The characteristics of the climate of this region are more than 2500 hours of sunshine a year; the average temperature in January is higher than 7 ° C and annual average higher than 16 °C. In winter, the sea has a temperature around 13 ° C and in summer about 23 °C. Telašćica has been inhabited since ancient times, as can be seen from Roman remains in Mala Proversa and numerous pre-Romanesque churches. The oldest document about fishing trade dates from the end of the 10th century and it shows that the fishing trade in Croatia began on these coasts. In the Nature Park it is possible to dive on a few attractive locations next to the cliffs, walk along the paths and visit interesting places and the panoramic view from the belvedere Grpašćak is something that must not be missed. This and so much more is what has attracted and still attracts visitors to the Telašćica bay, which as a Nature Park of the Republic of Croatia belongs to a high category of protected parts of nature. Near the Nature Park Telašćica, there are other three Croatian national parks: the National Park Kornati, the National Park Paklenica and the National Park Krka, as well as two nature parks, the Nature Park Vransko jezero and the Nature Park Velebit.
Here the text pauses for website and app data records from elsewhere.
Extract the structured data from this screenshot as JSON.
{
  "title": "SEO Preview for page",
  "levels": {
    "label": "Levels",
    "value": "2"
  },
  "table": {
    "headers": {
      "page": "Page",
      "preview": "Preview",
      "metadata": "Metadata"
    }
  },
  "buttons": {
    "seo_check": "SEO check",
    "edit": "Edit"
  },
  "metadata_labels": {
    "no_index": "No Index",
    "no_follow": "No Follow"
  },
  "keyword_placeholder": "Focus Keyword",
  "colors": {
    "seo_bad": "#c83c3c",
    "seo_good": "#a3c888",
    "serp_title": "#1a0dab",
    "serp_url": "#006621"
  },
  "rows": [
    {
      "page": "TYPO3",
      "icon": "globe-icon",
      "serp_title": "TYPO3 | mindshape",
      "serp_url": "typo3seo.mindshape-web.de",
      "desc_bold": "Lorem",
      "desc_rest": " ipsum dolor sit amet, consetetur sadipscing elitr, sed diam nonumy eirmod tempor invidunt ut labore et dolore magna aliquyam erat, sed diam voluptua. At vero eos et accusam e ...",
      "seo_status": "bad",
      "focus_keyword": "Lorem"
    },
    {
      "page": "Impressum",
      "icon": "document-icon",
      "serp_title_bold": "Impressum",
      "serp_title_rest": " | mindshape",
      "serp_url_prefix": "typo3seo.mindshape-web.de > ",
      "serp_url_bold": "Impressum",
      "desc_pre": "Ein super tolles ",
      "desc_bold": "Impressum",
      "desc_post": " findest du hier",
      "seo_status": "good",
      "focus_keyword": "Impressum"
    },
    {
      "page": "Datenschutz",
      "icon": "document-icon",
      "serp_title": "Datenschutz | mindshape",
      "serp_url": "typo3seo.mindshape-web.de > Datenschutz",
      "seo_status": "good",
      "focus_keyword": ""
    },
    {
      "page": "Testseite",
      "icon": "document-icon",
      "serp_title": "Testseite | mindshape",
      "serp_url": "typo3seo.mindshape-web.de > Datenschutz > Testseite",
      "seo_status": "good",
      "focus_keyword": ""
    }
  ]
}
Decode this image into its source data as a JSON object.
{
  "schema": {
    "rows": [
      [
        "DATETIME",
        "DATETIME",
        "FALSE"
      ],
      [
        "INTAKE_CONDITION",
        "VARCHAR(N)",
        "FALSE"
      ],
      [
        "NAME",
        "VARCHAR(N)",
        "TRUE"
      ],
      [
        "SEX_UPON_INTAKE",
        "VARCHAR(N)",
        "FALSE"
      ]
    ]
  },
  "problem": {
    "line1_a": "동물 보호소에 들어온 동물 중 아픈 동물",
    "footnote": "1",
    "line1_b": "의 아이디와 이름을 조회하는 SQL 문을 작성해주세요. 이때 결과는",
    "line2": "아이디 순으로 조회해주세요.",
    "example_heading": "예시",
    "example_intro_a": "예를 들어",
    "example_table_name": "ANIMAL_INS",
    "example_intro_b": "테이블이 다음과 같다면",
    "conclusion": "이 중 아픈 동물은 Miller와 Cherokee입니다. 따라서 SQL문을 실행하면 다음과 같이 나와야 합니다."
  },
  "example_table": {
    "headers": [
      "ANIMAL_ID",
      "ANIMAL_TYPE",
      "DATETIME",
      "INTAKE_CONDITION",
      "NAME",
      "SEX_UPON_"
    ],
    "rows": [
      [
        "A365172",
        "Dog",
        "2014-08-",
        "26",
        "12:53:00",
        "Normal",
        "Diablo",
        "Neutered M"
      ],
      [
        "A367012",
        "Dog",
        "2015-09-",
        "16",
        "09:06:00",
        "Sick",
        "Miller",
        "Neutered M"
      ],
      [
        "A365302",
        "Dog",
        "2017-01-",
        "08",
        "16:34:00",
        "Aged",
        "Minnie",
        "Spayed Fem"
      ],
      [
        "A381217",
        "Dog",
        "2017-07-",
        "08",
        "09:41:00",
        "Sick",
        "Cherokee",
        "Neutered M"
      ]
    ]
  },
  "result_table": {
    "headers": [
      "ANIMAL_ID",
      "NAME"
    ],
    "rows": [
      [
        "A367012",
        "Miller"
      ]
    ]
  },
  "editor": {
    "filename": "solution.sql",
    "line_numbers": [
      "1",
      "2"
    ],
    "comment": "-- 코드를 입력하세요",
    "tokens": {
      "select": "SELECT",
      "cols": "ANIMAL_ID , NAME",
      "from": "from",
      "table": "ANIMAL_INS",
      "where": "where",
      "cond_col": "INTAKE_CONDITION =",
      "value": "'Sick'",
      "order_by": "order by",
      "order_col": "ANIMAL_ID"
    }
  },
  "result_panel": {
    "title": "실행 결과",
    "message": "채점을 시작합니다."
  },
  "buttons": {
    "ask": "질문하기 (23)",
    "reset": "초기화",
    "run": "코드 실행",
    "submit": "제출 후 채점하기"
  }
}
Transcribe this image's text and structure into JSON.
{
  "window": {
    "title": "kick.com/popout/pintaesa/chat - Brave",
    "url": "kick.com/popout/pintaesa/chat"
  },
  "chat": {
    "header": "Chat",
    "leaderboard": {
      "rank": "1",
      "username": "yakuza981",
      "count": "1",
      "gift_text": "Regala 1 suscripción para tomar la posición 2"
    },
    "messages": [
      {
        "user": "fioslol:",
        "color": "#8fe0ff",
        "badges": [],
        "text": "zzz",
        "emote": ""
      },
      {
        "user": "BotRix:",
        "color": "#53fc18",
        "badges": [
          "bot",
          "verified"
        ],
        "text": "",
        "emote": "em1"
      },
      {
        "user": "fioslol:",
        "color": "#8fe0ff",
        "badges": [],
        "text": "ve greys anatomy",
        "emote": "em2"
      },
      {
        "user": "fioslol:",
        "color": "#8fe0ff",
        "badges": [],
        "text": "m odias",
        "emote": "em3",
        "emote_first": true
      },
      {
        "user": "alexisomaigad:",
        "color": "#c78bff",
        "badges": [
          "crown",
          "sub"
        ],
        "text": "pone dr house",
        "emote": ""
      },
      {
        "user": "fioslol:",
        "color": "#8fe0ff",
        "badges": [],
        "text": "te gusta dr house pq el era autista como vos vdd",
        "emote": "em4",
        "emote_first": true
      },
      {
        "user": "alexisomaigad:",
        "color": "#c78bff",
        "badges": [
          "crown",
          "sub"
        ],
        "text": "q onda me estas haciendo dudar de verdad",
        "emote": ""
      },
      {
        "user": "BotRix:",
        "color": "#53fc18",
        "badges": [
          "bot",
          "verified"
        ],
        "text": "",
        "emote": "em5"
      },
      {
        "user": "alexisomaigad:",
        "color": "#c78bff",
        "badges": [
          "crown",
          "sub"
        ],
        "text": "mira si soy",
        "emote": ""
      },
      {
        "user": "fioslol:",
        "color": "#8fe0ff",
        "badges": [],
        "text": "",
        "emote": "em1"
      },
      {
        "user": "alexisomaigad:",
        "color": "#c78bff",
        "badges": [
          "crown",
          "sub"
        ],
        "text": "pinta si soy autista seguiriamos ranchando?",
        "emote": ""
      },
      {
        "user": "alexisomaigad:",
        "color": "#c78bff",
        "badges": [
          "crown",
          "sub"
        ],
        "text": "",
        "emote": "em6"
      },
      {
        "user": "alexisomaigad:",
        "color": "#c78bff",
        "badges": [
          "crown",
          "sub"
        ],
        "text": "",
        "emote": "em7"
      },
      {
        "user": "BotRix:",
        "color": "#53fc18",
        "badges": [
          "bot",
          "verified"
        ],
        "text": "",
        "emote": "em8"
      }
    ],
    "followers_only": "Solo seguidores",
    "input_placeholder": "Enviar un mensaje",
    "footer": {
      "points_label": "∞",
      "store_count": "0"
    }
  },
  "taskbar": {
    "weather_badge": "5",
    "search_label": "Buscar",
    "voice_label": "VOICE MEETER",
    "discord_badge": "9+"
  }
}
The Telašćica bay, after which the whole Nature Park got the name, is situated on the south-eastern part of the island Dugi otok. It is retracted into the land about 8 km and on its south side is the widest part of about 1.6 km. That part of the bay which is turned towards the south-east, is open towards the neighbouring Kornati islands. The bay itself is very indented with 25 bays, capes and 5 islands. Thanks to its position it is protected from the blows of the north-eastern wind from the mainland and the south wind from the open sea. Because of these features, Telašćica is one of the largest and best protected natural harbours on the eastern coast of the Adriatic. The name „Telaščica“ probably derives from the Latin name of “tre lagus” which means “three lakes”. It consists of three parts which are separated by constriction. These three parts are Tripuljak, Farfarikulac and Telašćica. These three bays are actually morphogenetic Karst sinkholes, which ended up under the sea some 10 000 years ago after the last de-icing period called glacial Würm.

The bottom of the bay is mostly covered with communities of sea-flowering plants and habitats extremely rich on animal life and very important for the reproduction of many fish species.

 

SALT LAKE “MIR”

Lake “Mir” is located in the south-western part of the Nature Park Telašćica. The lake is situated in a narrow area of land between the bay Telašćica and the open sea. After the last Ice Age the sea level rose to approximately 120 meters when the karsts depression met the sea, which it penetrates through numerous underground cracks, particularly numerous on the north side. The sources of the sea are easy to recognize during the tide. The length of the lake is approximately 900 m and it is of 300 m. The maximum depth is 6 m. The lake is salty because its underground channels are connected with the sea. Salinity of the lake is generally higher than the surrounding sea due to evaporation and restrictedness of the lake. In the lake Mir very small changes in water levels have been found since the cracks which connect the lake with the sea area are of low porosity. On the south-eastern part of the lake, the sea tends to spill over into the lake during storms. The shores of the lake are mostly low and rocky, with numerous depressions, while only in the extreme north-western part less accumulation of sand may be perceived.The lake bottom in shallow areas is rocky and in deeper it is covered with clay and on a part of south-east it is covered with fine grey silt (curative mud).

Temperature amplitudes of the lake are very prominent (in summer to 33 º C and winter to 5 º C). Because of that, the lake is warmer than the coastal sea in the summer and colder in winter due to the shallowness of the lake. The salinity of the lake is over average due to evaporation. These extreme conditions are the cause of biological poverty of the lake. Apart from the plankton, there are only a few species of marine organisms. These include: algae, goby, mullets, sea-bass, several species of shellfish, snails, crabs and a special type of eel (called “kajman” or “bižat” by the locals) which can grow up to 3 kg.